    A:  Each state has different funding structures, rules, and regulations regarding school finance so Unit 5 has compared our operating funds to other districts in Illinois.  Last year we compared ourselves to other large unit districts, districts serving students in grades PreK-12 that have at least 3,500 students enrolled.   This comparison showed that Unit 5 spent the second lowest operating dollars spent per student compared to six large unit districts in the surrounding area. The comparison also showed Unit 5 spends a higher percentage of dollars in the instructional fund compared to the other districts.  

    Q: Is Unit 5 larger than other districts?

    A:  Yes, Unit 5 is the 15th largest district out of 800+ public school districts in Illinois.  

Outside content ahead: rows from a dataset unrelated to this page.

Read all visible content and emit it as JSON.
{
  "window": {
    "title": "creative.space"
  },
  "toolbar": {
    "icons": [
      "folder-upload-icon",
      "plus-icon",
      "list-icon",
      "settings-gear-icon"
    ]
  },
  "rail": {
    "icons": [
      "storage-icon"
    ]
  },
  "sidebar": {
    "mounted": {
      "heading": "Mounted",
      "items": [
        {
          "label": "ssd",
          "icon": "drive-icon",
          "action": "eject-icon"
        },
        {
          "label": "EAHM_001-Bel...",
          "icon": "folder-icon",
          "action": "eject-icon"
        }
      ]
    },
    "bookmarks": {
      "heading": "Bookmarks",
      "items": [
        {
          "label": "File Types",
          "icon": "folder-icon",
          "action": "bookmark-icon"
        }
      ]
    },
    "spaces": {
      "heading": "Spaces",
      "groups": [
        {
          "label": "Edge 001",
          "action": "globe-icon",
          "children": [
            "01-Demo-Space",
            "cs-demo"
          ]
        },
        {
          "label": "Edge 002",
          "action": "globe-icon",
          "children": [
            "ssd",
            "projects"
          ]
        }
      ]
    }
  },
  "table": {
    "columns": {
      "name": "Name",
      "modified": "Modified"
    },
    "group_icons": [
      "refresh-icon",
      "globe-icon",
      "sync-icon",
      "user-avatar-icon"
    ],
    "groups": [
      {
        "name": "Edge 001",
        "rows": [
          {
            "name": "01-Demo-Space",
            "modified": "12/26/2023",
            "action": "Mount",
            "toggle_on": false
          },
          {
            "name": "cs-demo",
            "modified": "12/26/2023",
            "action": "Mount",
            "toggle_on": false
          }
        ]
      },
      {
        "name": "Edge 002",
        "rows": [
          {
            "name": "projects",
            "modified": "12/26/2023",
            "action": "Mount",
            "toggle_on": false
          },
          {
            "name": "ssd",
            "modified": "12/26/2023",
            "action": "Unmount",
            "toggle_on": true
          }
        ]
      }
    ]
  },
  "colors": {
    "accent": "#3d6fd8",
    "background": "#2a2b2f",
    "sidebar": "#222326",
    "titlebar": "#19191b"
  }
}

    Q:   Do you feel it is an ethics violation for employees to advocate for this referendum using school district resources?

    A:  School district employees can provide factual information regarding the referendum during work hours and using district resources. Employees can advocate for or against the referendum on their own time and using their own resources. 

    Q: Explain why you are anticipating increased deficits. Are you just spending beyond your means or what?

    A:  No, the district is not spending beyond our means.  In the last 7 years, Unit 5 has cut over $5 million in expenses in the education fund.  If nothing changes in the education fund, the deficit is projected to increase due to increases in salaries and benefits, increased costs of supplies, materials and purchased services.  If we want the best instruction for our students, we need to pay competitive wages in order to attract and retain employees.  

    Q: The Pantagraph says the referendum will “benefit kids, giving them opportunities and support they need…” Be definitive - how will students be benefited - class sizes smaller, extra help for children having learning difficulties, or retention of foreign language, music, etc? 

    A:  If the referendum is approved by the community, the priorities would be:  lower class sizes, improving safety and security in our schools, and increasing student resources and support.  If the referendum passes, it will ensure we continue to provide a variety of programs for students, including music and foreign language.